Beyoncé is King
Beyoncé has always been an artist who I felt grows exponentially with each album she releases. In 2016, her Super Bowl performance of the song “Formation,” alongside Bruno Mars and Coldplay, told fans and anyone else watching that she was starting a movement. Later that year, the release of her visual album “Lemonade” set the world on fire. The lyrics and visuals of that album expressed what many women think and feel in regards to relationships, family, pain, and finding your strength. On July 31, 2020, Beyoncé did what she always does and gave power and a voice to the unheard with “Black is King.”
Disney Plus released “Black Is King,” the highly anticipated and most recent visual album by Beyoncé. From the trailer alone, I knew that this would go down in history for
its groundbreaking imagery paired with the deep meanings behind them. The piece begins with the welcoming of Beyoncé’s son alongside other young black boys set to the song “Bigger”. Beyoncé sings, “You’re part of something way bigger” as the black children are prepared for their journeys. At this point, I found myself saying aloud “This is Beyoncé’s love letter to black people.”
My favorite quote of the film was “But if I can’t be myself, I will never know me.

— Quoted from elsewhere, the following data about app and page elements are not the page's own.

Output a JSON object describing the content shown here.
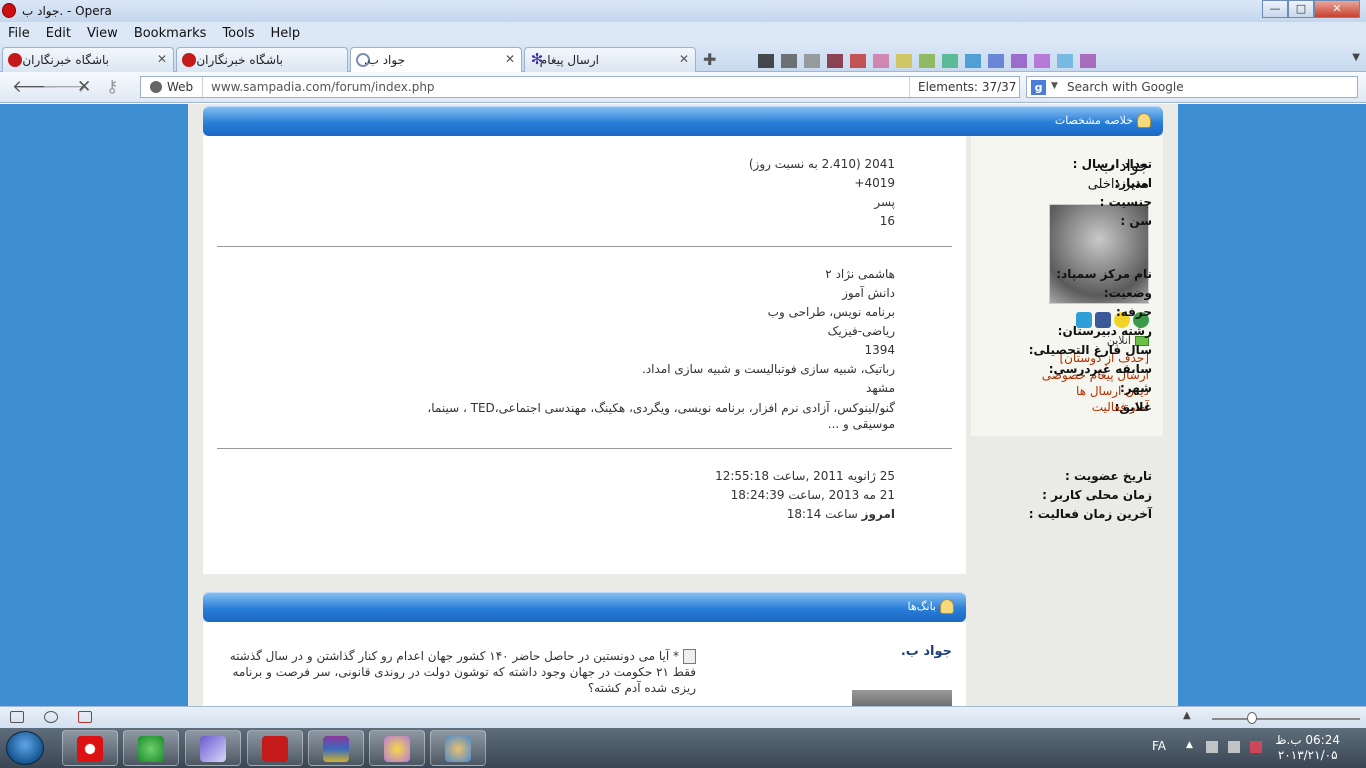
{
  "window": {
    "title": "جواد ب. - Opera",
    "buttons": {
      "minimize": "—",
      "maximize": "□",
      "close": "✕"
    }
  },
  "menu": [
    "File",
    "Edit",
    "View",
    "Bookmarks",
    "Tools",
    "Help"
  ],
  "tabs": [
    {
      "label": "باشگاه خبرنگاران",
      "icon": "opera-speed-icon",
      "color": "#c41a1a"
    },
    {
      "label": "باشگاه خبرنگاران",
      "icon": "opera-speed-icon",
      "color": "#c41a1a"
    },
    {
      "label": "جواد ب.",
      "icon": "loading-icon",
      "color": "#7a8fb0",
      "active": true
    },
    {
      "label": "ارسال پیغام",
      "icon": "asterisk-icon",
      "color": "#3a2fa0"
    }
  ],
  "tab_swatch_colors": [
    "#202020",
    "#555",
    "#888",
    "#7a1a2a",
    "#c03030",
    "#d070a0",
    "#d0c040",
    "#80b040",
    "#40b080",
    "#3090d0",
    "#5070d0",
    "#9050c0",
    "#b060d0",
    "#60b0e0",
    "#a050b0"
  ],
  "address_bar": {
    "web_label": "Web",
    "url": "www.sampadia.com/forum/index.php",
    "elements_label": "Elements:",
    "elements_count": "37/37"
  },
  "search": {
    "engine": "g",
    "placeholder": "Search with Google"
  },
  "summary_header": "خلاصه مشخصات",
  "profile": {
    "name": "جواد ب.",
    "role": "مدیر داخلی",
    "online": "آنلاین",
    "links": [
      "[حذف از دوستان]",
      "ارسال پیغام خصوصی",
      "دیدن ارسال ها",
      "آمار فعالیت"
    ]
  },
  "stats": [
    {
      "label": "تعداد ارسال :",
      "value": "2041 (2.410 به نسبت روز)"
    },
    {
      "label": "امتیاز:",
      "value": "4019+"
    },
    {
      "label": "جنسیت :",
      "value": "پسر"
    },
    {
      "label": "سن :",
      "value": "16"
    }
  ],
  "details": [
    {
      "label": "نام مرکز سمپاد:",
      "value": "هاشمی نژاد ۲"
    },
    {
      "label": "وضعیت:",
      "value": "دانش آموز"
    },
    {
      "label": "حرفه:",
      "value": "برنامه نویس، طراحی وب"
    },
    {
      "label": "رشته دبیرستان:",
      "value": "ریاضی-فیزیک"
    },
    {
      "label": "سال فارغ التحصیلی:",
      "value": "1394"
    },
    {
      "label": "سابقه غیردرسی:",
      "value": "رباتیک، شبیه سازی فوتبالیست و شبیه سازی امداد."
    },
    {
      "label": "شهر:",
      "value": "مشهد"
    },
    {
      "label": "علایق:",
      "value": "گنو/لینوکس، آزادی نرم افزار، برنامه نویسی، ویگردی، هکینگ، مهندسی اجتماعی،TED ، سینما، موسیقی و ..."
    }
  ],
  "times": [
    {
      "label": "تاریخ عضویت :",
      "value": "25 ژانویه 2011 ,ساعت 12:55:18"
    },
    {
      "label": "زمان محلی کاربر :",
      "value": "21 مه 2013 ,ساعت 18:24:39"
    },
    {
      "label": "آخرین زمان فعالیت :",
      "value_bold": "امروز",
      "value": "ساعت 18:14"
    }
  ],
  "shouts_header": "بانگ‌ها",
  "shout": {
    "author": "جواد ب.",
    "text": "* آیا می دونستین در حاصل حاضر ۱۴۰ کشور جهان اعدام رو کنار گذاشتن و در سال گذشته فقط ۲۱ حکومت در جهان وجود داشته که توشون دولت در روندی قانونی، سر فرصت و برنامه ریزی شده آدم کشته؟"
  },
  "colors": {
    "page_bg": "#3d8ed2",
    "link": "#b03000",
    "bar": "#2a7fd8"
  },
  "taskbar": {
    "apps": [
      "opera-icon",
      "download-manager-icon",
      "media-player-icon",
      "pdf-reader-icon",
      "winrar-icon",
      "messenger-icon",
      "paint-icon"
    ],
    "lang": "FA",
    "time": "06:24 ب.ظ",
    "date": "۲۰۱۳/۲۱/۰۵"
  }
}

So, Uncle Sam, tell me this, if I will never know me, how can you?” This incredible summary of the black experience in America expresses how black people have had their history and culture taken from them, but are expected to do the work in bridging gaps in race relations. In addition, we see the continuation of inequality and abuse toward black people daily on every form of media. “Black is King” was an open opposition to the narrative this country has tried to force upon us.

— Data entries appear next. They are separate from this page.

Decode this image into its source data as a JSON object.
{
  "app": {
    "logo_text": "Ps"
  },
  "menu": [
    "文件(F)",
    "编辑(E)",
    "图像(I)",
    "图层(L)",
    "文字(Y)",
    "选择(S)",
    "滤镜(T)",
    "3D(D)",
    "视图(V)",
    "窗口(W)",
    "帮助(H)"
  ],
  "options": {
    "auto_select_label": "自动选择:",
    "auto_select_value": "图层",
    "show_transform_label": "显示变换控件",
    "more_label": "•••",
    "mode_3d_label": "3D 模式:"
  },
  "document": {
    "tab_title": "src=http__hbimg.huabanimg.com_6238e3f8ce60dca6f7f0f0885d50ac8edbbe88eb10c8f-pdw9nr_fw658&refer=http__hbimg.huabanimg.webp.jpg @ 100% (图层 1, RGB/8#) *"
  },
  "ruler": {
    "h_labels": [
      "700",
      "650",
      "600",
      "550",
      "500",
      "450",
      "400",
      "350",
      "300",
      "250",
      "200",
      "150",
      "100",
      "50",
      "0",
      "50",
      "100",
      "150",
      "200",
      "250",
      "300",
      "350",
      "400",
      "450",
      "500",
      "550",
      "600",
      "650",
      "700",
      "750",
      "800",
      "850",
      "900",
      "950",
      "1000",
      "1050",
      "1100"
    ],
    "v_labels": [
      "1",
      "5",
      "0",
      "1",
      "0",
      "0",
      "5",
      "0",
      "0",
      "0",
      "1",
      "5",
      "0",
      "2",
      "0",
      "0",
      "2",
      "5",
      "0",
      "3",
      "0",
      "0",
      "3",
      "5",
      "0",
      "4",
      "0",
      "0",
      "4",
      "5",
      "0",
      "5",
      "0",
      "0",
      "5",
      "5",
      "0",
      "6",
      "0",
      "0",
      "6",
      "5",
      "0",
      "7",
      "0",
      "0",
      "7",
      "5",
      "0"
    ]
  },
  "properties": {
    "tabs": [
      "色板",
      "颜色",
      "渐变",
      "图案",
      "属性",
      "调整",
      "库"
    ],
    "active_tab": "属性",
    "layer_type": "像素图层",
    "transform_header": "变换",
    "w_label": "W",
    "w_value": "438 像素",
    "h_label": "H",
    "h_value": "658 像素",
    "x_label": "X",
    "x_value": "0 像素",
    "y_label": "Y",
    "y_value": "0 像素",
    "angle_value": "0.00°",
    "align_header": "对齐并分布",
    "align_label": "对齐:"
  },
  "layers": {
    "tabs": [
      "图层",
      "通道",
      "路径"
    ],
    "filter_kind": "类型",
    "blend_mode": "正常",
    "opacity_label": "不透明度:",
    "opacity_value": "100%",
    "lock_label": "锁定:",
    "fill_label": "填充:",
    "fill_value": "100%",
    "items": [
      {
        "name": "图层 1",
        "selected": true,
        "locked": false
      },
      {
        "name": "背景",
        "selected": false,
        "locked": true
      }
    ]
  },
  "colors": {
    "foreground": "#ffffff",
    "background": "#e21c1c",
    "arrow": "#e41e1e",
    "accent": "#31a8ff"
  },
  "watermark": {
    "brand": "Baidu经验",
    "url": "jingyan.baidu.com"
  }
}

The constant visuals of black wealth and legacy empowered me from within. “We were beauty before they knew what beauty was;” this quote alone gives power to our origins. In the past, these messages of beauty, success, and intelligence have rarely been associated with black people. This representation is necessary for black people to witness in order to believe that we can obtain and build our legacy once again. In order to change, we must “Let Black be synonymous with glory.” This film was a major step forward in achieving that idea.